→ **Problem requirements**
Gather all lines with "this" from the records.

→ **Exercise inputs**

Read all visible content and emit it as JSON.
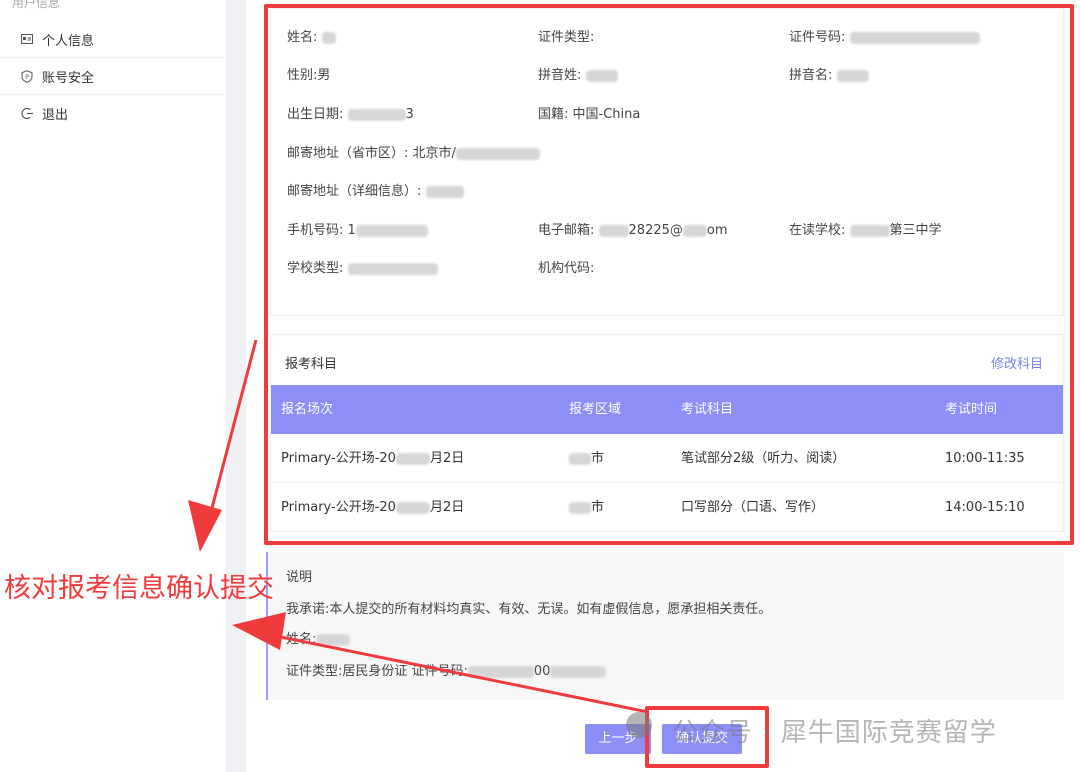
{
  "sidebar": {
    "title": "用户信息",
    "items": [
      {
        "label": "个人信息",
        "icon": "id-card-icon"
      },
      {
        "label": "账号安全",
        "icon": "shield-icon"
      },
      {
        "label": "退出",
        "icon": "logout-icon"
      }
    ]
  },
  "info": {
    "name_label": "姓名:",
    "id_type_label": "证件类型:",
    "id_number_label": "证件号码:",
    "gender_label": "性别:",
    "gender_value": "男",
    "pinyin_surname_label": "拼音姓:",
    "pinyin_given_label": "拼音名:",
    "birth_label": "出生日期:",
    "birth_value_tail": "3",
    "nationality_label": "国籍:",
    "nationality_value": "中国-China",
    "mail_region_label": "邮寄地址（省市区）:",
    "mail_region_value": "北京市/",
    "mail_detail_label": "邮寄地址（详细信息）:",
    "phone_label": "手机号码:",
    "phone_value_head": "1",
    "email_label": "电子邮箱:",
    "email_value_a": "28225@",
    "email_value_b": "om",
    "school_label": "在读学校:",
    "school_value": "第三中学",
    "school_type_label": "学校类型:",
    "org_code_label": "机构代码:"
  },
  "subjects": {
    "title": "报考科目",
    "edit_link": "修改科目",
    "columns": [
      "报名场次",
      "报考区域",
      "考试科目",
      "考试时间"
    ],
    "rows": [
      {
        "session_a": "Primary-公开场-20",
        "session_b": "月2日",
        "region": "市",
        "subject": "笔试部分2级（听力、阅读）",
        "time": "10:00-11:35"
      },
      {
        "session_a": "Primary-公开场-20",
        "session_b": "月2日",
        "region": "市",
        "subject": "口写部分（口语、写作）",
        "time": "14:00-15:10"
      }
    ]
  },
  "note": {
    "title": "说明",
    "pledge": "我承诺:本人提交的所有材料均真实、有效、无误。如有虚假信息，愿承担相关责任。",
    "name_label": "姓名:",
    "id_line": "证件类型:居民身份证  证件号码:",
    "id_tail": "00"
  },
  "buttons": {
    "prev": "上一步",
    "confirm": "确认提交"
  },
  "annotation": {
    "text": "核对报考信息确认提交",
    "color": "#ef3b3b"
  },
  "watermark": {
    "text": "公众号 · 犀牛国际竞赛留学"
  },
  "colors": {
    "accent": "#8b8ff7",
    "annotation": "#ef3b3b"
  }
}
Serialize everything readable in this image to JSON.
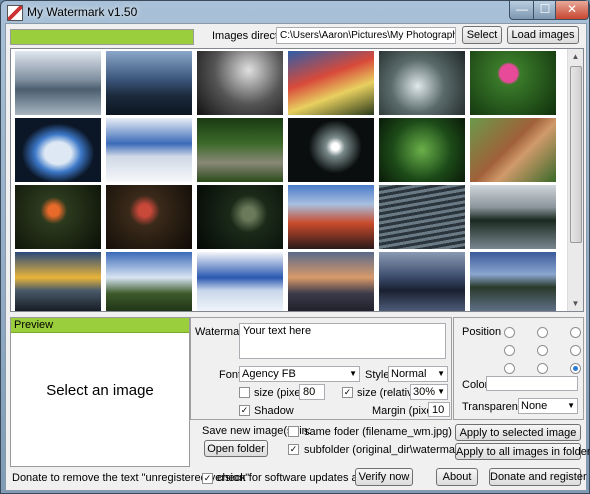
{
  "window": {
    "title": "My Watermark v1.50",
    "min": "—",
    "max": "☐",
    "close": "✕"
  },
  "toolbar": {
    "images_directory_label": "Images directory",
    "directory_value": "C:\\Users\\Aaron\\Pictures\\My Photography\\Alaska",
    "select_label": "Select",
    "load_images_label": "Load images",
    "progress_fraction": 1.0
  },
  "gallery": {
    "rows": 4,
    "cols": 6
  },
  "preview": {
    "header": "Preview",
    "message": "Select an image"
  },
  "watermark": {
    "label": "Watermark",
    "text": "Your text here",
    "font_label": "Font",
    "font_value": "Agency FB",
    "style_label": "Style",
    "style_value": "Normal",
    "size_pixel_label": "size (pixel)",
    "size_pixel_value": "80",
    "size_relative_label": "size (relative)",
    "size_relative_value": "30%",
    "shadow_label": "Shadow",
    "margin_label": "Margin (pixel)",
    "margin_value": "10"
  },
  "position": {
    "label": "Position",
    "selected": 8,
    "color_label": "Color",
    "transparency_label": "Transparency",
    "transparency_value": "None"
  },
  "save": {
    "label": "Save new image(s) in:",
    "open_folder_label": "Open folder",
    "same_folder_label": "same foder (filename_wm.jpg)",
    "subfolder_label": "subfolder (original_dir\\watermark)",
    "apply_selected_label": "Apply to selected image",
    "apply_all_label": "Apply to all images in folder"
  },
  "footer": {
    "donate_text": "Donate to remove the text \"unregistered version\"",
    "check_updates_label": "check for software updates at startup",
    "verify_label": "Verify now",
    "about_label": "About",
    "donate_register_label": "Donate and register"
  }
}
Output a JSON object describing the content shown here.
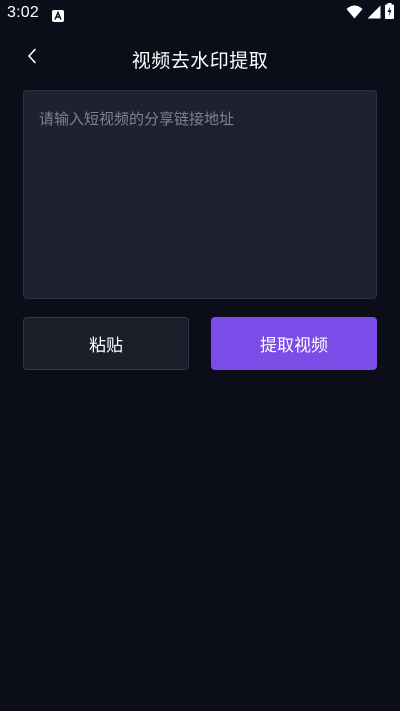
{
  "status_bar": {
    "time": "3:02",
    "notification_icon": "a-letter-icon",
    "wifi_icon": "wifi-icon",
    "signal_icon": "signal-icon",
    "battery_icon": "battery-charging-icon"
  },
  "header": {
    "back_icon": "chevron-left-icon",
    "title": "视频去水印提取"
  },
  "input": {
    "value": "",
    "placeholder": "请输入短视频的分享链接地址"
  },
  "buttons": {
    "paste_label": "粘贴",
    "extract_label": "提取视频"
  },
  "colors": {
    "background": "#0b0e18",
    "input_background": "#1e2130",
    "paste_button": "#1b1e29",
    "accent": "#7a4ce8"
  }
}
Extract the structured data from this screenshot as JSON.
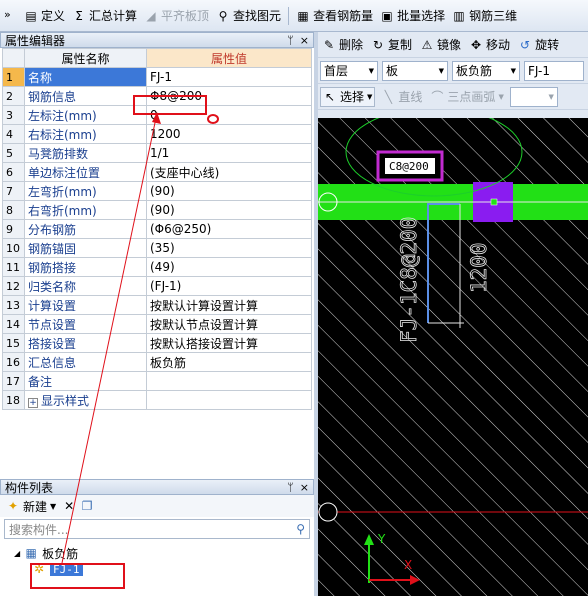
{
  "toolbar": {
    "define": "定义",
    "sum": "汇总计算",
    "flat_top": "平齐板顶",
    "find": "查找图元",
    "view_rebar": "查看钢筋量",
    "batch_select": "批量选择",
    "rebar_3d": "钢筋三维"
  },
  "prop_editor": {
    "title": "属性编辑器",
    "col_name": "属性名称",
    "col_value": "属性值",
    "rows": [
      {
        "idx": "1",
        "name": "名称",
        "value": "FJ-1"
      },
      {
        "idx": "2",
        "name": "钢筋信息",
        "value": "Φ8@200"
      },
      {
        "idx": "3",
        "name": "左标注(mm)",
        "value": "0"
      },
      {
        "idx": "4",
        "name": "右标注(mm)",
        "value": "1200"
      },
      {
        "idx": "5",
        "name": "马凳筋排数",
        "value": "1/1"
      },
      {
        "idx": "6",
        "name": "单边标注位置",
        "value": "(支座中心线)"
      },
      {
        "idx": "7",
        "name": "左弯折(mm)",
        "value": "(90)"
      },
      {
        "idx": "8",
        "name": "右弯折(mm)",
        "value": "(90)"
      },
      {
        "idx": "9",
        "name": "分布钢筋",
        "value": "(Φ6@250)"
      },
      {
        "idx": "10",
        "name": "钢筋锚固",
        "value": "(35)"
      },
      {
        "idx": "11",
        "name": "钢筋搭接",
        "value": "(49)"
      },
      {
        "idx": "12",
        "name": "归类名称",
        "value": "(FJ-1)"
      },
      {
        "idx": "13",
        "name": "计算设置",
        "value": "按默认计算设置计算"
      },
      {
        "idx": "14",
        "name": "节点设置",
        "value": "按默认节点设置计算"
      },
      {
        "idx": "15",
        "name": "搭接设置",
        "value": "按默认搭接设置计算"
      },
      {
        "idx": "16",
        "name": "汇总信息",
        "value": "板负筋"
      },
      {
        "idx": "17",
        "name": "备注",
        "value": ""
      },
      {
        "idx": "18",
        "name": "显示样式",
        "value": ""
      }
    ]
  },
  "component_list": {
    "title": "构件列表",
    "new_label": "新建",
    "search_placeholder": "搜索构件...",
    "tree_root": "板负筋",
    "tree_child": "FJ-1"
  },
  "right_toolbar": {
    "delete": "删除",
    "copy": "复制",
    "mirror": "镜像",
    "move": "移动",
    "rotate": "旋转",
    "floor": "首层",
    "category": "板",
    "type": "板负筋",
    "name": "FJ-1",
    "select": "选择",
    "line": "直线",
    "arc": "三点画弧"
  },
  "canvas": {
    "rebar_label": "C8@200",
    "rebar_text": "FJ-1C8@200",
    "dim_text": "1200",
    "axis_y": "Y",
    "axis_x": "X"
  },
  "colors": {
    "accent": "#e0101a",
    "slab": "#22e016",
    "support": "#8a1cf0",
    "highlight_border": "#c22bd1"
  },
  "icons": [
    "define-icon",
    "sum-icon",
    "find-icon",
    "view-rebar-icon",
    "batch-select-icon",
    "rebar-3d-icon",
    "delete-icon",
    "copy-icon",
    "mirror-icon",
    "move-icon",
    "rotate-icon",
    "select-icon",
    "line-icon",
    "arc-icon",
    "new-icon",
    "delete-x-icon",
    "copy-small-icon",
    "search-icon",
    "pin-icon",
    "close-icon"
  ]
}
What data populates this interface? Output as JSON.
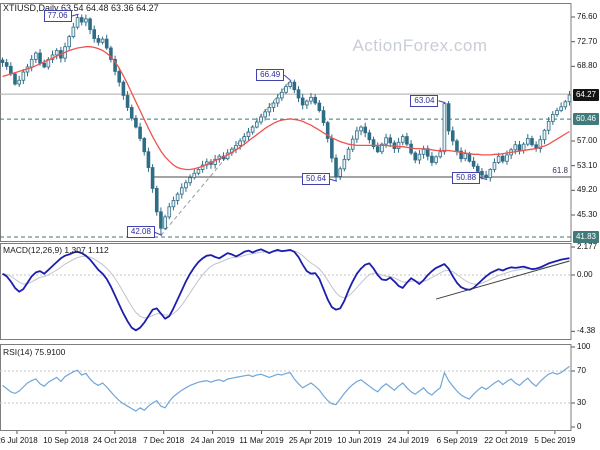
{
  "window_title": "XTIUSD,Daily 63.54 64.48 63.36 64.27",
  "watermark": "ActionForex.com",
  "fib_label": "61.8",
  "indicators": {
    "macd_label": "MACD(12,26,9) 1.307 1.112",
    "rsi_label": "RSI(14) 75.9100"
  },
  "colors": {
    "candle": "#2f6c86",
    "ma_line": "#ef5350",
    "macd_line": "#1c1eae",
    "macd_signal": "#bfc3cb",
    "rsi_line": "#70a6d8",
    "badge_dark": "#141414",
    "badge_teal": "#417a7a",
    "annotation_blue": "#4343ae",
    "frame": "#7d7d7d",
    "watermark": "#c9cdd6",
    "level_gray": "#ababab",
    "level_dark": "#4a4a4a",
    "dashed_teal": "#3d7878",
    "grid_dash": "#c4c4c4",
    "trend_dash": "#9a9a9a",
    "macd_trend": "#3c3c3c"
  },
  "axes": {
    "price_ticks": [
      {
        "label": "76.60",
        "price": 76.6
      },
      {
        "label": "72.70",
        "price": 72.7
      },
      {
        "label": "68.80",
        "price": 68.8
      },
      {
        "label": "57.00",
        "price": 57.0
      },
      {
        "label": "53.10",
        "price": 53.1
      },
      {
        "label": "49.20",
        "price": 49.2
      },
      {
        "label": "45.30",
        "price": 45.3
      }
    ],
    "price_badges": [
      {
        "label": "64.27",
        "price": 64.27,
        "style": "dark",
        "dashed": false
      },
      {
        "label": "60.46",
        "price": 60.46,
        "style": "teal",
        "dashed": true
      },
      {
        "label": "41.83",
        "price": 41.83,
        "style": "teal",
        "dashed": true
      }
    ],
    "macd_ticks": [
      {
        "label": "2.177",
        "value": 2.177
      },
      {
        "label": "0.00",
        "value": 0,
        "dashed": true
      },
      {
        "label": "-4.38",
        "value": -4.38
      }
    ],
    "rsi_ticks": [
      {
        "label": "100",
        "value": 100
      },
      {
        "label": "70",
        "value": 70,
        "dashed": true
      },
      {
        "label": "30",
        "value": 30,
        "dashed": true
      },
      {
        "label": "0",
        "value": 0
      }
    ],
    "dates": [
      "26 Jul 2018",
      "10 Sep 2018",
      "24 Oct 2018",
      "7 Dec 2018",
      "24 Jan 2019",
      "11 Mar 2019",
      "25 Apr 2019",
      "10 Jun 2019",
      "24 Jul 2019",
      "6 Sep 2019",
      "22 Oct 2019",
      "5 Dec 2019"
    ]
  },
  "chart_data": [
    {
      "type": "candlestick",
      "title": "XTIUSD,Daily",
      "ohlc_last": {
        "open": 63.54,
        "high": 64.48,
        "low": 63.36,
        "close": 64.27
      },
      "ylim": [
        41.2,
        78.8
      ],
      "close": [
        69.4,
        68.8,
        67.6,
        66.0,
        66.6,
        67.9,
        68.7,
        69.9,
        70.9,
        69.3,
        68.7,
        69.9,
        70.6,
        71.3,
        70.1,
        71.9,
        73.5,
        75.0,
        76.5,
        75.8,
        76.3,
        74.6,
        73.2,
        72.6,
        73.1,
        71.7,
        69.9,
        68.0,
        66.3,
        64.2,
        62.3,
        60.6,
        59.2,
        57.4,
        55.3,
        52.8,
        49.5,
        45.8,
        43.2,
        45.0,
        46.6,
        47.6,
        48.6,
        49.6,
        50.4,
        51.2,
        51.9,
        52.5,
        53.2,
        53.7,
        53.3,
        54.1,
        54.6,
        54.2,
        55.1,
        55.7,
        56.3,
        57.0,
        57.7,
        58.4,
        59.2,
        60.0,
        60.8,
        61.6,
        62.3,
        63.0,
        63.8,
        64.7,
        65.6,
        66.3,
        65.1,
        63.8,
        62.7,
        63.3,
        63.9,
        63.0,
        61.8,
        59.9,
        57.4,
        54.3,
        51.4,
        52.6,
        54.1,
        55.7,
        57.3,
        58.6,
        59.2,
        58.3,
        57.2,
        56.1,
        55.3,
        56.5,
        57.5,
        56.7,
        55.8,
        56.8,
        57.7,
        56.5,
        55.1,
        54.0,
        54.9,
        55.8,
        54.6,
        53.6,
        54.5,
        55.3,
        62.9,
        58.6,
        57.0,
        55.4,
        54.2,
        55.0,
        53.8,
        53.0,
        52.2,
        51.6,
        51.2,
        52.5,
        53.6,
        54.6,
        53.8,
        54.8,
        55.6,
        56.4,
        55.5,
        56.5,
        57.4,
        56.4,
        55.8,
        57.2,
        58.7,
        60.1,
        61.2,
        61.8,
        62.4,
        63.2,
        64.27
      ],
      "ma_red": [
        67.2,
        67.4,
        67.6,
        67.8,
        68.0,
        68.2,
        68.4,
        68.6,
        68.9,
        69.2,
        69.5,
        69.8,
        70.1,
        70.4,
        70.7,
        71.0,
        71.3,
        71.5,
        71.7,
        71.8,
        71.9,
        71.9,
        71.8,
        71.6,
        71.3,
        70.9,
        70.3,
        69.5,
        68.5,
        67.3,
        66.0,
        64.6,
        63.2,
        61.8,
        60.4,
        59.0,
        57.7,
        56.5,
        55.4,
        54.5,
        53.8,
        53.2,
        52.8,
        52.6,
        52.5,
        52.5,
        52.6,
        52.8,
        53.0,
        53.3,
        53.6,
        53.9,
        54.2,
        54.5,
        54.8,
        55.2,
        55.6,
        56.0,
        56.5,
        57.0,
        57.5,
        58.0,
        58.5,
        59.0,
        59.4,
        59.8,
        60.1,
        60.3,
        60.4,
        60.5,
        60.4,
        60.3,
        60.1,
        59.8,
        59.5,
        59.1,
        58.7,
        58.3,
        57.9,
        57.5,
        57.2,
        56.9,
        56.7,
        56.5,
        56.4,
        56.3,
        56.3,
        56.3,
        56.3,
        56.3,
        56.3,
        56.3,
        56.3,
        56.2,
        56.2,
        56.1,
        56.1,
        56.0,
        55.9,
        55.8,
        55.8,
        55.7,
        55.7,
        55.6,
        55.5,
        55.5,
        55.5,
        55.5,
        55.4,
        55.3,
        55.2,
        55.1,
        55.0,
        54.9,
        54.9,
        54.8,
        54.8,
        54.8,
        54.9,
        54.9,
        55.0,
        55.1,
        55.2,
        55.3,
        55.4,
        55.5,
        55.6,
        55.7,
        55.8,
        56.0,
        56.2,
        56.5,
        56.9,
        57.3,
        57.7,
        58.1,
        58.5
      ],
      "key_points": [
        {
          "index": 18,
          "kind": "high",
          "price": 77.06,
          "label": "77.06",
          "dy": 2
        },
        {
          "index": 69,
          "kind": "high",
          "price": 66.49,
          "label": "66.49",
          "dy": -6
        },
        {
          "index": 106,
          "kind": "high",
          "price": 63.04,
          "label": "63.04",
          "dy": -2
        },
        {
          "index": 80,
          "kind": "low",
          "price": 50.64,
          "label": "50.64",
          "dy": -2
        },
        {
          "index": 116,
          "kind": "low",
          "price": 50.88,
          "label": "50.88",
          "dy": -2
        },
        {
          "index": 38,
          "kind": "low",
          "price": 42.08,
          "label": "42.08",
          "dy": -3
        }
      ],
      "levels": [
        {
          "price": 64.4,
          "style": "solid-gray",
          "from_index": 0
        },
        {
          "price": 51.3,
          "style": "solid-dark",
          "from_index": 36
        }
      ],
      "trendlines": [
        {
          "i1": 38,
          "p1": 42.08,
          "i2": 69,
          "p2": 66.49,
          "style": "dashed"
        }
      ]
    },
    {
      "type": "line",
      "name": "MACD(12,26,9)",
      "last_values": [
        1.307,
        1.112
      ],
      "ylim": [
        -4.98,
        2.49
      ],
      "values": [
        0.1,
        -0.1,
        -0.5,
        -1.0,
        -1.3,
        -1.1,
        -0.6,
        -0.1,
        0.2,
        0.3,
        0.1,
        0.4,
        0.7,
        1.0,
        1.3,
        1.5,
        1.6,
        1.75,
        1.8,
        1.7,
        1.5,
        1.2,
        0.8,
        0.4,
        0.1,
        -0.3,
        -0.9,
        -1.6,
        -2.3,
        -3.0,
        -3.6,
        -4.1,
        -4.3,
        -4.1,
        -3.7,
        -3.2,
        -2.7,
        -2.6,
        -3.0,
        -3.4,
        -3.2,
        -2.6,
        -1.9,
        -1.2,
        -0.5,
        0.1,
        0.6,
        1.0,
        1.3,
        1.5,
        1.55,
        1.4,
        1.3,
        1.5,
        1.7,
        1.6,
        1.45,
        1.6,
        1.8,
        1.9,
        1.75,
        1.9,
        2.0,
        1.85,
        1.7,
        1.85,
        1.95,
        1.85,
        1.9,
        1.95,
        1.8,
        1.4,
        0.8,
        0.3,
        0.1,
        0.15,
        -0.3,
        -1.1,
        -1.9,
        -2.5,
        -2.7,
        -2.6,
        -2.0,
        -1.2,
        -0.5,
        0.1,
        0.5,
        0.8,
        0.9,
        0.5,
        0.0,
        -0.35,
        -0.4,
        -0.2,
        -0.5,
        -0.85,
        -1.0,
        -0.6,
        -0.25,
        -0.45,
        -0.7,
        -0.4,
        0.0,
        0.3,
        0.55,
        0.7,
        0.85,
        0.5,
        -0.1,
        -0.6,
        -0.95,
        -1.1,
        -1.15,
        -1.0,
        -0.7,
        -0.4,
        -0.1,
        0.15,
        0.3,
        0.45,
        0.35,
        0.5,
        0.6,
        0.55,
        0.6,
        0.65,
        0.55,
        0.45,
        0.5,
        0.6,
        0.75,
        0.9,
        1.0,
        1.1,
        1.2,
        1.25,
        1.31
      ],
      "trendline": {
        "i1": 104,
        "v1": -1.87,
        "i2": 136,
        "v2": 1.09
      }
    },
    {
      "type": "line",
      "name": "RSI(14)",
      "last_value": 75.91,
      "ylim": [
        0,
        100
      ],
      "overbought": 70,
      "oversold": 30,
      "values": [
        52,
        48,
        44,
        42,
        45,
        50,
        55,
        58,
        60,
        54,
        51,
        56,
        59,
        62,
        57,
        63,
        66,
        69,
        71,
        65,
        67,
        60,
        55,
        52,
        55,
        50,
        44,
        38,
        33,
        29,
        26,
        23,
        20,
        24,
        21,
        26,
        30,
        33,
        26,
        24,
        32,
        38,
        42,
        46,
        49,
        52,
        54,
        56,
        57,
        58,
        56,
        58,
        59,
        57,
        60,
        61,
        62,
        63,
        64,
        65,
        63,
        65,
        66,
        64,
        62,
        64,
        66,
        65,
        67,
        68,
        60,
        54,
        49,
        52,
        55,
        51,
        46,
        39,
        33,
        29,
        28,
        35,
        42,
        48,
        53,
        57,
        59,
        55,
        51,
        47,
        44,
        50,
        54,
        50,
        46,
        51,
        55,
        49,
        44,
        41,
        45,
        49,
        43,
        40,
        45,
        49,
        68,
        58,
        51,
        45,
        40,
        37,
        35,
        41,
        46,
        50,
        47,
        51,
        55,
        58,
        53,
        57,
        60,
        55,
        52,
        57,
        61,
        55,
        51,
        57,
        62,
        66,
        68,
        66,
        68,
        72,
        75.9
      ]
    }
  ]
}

→ **Finished task**
Serialize everything readable in this image to JSON.
Extract the structured data from this screenshot as JSON.
What data populates this interface? Output as JSON.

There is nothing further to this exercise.